→ **Brief**: Spot each line in the records below where the word "server" occurs, then copy it.

→ **Record extracts**:
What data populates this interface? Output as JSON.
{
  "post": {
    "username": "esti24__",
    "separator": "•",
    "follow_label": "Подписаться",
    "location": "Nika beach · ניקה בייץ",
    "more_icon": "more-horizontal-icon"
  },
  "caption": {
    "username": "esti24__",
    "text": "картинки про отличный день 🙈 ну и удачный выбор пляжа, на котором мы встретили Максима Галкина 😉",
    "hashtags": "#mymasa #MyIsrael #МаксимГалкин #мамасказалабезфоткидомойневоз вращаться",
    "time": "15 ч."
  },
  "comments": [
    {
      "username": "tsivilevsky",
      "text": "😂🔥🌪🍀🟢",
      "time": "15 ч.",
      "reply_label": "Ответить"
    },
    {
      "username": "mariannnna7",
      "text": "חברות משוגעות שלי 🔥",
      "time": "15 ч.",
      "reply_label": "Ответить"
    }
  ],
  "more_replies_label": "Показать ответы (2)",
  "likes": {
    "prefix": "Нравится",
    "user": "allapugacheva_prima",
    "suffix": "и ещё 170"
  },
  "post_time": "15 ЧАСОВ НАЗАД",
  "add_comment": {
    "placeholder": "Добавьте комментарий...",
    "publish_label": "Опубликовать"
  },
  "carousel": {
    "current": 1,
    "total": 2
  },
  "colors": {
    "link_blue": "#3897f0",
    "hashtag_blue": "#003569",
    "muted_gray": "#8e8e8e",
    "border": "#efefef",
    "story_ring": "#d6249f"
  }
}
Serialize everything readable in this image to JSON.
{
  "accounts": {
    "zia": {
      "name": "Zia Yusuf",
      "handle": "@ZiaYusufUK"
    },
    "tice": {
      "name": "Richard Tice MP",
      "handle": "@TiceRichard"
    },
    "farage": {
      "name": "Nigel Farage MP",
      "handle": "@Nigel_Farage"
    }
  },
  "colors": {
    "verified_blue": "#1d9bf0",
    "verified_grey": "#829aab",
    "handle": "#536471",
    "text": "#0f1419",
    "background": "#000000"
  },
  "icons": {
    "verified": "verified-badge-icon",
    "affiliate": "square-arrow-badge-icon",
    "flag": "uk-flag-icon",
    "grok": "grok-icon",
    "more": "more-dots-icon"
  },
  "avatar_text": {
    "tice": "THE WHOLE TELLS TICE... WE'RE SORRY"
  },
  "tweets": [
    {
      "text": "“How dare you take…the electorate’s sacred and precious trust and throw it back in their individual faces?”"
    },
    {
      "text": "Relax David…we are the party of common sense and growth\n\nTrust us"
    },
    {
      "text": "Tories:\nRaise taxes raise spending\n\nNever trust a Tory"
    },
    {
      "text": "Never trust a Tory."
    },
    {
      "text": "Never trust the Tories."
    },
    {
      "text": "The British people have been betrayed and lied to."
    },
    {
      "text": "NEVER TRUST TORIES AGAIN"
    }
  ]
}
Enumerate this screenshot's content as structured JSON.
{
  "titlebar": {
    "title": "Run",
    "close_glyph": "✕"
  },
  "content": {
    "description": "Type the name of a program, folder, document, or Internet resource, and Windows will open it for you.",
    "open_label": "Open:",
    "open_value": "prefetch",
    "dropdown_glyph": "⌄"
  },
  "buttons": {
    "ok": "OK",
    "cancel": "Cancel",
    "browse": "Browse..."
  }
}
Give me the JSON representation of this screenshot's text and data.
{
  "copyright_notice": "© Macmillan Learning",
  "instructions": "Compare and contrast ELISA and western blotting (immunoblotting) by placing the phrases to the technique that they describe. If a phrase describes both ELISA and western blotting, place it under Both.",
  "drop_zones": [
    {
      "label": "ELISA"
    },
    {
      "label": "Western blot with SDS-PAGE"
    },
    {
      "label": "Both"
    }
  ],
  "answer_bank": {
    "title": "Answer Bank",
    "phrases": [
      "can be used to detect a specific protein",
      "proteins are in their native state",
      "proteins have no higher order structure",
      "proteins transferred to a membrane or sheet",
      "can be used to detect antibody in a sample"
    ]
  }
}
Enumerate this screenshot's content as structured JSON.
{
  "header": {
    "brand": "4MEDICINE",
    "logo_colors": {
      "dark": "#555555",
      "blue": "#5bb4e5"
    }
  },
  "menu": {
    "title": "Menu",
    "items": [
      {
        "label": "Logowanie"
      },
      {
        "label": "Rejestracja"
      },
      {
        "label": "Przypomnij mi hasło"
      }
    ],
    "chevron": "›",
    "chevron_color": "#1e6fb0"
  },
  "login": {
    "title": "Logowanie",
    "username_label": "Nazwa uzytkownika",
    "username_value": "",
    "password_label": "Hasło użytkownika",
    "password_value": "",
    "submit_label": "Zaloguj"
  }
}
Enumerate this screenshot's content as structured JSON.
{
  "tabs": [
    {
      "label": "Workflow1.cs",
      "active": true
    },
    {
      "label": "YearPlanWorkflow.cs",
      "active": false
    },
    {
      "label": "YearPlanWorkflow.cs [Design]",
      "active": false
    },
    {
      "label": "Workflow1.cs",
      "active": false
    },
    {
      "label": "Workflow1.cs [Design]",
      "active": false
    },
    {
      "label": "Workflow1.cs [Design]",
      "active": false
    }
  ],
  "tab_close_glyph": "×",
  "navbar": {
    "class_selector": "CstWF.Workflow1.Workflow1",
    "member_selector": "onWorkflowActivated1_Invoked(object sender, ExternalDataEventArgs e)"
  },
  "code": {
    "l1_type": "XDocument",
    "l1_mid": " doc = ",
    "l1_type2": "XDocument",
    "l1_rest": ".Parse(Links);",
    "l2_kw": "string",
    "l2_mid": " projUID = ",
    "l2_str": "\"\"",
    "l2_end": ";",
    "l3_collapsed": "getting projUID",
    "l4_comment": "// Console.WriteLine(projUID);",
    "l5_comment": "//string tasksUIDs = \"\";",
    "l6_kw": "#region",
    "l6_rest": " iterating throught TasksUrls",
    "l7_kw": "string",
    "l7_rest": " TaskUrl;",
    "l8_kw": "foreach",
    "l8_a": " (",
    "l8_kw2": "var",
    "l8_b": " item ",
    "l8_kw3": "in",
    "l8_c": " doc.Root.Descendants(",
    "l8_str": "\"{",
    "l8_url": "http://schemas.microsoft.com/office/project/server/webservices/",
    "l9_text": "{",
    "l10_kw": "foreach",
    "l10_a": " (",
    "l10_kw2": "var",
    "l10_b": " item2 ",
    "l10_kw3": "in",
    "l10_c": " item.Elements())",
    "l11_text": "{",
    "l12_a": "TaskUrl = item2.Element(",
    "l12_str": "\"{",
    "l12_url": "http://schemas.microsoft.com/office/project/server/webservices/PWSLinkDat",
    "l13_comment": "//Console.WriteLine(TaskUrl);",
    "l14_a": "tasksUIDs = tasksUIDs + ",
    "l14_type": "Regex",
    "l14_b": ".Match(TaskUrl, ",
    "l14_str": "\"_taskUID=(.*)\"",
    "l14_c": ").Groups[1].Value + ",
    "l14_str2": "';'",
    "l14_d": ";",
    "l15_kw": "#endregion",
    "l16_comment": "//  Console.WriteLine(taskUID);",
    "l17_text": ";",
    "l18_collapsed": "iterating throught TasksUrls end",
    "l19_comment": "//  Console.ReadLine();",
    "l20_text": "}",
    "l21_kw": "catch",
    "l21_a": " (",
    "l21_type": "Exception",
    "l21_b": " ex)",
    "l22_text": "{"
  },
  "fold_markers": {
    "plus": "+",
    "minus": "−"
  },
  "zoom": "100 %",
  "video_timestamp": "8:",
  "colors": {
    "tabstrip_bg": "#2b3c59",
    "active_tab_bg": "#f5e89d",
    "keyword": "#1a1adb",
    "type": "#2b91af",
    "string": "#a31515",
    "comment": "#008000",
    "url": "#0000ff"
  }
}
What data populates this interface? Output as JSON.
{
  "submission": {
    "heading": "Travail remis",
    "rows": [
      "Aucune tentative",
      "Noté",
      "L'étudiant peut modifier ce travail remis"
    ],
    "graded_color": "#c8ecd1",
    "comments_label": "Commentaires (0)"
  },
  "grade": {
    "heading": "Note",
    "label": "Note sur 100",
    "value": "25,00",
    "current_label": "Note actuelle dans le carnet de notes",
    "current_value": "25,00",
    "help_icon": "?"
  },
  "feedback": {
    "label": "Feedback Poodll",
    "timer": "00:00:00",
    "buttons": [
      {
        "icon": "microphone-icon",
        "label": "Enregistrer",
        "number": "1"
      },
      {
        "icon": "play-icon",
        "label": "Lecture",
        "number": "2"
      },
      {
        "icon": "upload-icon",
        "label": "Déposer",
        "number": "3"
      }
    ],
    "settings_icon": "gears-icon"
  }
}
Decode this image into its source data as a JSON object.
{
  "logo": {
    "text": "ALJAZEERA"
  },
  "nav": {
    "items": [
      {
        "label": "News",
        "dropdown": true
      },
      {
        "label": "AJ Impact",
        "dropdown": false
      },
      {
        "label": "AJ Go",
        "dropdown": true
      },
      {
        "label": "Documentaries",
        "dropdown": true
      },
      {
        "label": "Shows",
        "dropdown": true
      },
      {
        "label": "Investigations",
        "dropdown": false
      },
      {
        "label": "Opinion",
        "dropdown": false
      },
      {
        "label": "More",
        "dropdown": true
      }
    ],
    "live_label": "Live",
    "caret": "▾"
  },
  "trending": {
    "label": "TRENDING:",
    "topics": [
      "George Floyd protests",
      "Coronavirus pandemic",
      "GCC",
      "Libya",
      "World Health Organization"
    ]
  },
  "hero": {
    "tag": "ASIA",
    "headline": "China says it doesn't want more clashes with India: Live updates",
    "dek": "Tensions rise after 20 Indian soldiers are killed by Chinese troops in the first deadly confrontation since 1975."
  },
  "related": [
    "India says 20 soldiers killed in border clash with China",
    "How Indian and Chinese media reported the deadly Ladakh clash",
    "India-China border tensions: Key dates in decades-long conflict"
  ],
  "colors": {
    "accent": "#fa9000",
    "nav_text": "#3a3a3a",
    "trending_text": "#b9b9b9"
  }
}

→ **Solution to this task**:
    "l8_url": "http://schemas.microsoft.com/office/project/server/webservices/",
    "l12_url": "http://schemas.microsoft.com/office/project/server/webservices/PWSLinkDat",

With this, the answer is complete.